Understand, though; despite the fact that I’ve found a way to write action scenes that please me, I don’t recommend my technique – which, in case I haven’t made it clear, consists of writing confusing scenes the first time around, scrapping them, rewriting them in caveman-simple sentences, and then going back to add detail enough to make them interesting. It’s a long, annoying process.
My recommendation? Write action scenes well the first time around. In fact, this is my overall writing recommendation: Do it right the first time. And be quick with it.
Just be an abnormally talented person, basically.
Of course, this is not practical advice. (Unless it isn’t for you, in which case you’re awesome and I hate you.) Unfortunately but most likely, the majority of writers struggle with action scenes. Yes, even if they like them.
Why? Because they’re hard to get right. You can flub some dialogue and people will likely forgive you, but if you confuse the reader during a high-speed bank robbery getaway, or simply break that headlong flow, they’ll be awfully disappointed. Remember, action scenes are supposed to propel the reader forward without too much cerebration. (Which is not to say they’re mindless; merely that they’re primarily stimulating a non-analytical portion of the brain.)

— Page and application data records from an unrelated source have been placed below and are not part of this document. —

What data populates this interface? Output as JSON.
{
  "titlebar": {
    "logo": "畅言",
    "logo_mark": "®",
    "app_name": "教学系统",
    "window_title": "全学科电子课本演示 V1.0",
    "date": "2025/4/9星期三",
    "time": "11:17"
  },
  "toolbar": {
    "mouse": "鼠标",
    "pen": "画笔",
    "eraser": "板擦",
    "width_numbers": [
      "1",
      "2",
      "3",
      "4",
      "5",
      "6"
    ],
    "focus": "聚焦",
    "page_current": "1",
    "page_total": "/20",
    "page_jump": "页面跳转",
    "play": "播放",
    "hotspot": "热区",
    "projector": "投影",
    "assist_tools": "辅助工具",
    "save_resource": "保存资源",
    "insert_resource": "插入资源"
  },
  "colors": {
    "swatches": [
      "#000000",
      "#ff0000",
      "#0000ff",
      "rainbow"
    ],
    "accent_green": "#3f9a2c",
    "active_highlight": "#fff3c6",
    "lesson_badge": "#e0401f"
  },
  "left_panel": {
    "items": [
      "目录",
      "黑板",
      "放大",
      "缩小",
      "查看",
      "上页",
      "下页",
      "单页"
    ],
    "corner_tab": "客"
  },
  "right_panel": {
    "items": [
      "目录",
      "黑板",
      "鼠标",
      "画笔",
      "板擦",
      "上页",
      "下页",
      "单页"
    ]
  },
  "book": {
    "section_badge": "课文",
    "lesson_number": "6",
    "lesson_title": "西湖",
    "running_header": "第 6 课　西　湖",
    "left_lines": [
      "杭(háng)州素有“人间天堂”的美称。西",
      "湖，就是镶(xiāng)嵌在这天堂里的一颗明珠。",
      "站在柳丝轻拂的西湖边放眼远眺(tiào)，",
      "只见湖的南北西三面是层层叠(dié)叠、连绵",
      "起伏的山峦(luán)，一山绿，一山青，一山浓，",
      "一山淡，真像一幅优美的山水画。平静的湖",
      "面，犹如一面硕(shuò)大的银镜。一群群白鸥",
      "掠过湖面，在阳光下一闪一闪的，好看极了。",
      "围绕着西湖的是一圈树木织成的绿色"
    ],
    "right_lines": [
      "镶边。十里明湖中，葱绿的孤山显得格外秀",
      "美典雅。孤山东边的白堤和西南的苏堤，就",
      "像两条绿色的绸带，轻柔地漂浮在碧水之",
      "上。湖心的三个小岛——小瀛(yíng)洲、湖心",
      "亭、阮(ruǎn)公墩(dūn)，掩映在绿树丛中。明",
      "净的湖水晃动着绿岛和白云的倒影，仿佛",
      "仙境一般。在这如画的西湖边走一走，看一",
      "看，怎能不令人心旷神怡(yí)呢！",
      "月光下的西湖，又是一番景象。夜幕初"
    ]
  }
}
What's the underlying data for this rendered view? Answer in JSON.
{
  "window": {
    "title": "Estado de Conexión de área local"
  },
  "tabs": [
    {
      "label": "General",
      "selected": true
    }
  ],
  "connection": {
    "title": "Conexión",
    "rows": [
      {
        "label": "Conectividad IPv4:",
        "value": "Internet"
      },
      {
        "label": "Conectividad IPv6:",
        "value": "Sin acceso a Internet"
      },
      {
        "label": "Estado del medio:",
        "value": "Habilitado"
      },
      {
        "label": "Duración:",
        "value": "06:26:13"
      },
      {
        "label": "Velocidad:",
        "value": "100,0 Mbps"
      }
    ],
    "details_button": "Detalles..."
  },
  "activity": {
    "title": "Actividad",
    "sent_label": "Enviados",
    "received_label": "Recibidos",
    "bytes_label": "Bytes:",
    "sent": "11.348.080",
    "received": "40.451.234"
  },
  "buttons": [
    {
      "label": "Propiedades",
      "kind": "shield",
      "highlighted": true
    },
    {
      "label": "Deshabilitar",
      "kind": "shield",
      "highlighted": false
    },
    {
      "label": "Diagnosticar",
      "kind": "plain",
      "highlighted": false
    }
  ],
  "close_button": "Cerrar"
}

Let’s admit it, we like action scenes, don’t we? And for good reason: done well, there are few things that get us readers as pumped up. Though I haven’t placed a heavy emphasis on action in my writing (that is, before writing No Return), there are few acts that will make me more jealous than reading an awesome action scene – the kind that makes my fists clench, my head nod, my mouth form a tight smile of encouragement.
The sort of scene that makes me root for someone, that makes me hear power chords.
Damn. I didn’t intend for this post to be so Zack-centric, so this-is-how-I-overcame-ish. I don’t want to keep talking about MY NOVEL all the time, bringing the conversation back around to me AND DID YOU KNOW I HAVE A NOVEL COMING OUT AND NOW I’M GOING TO EAT YOUR FACE AND *GROWL GROWL GROWL* *CRUNCH CRUNCH CRUNCH* … *RIP* *TEAR* *SCREAM* …
*DEMOLISHES ENTIRE TOWN WITH OWN SELF-INVOLVEMENT*
…because that can get old, real fast.
Still (to bring this post full-circle), I’m excited about my book coming out, and the excitement spills over into everything I do. I hope, if you’ve been struggling to write an action scene, that my perspective, as self-indulgent as it may be, makes your own struggle a little easier. Or at least a little more bearable.
Take care! I’ll see you next week!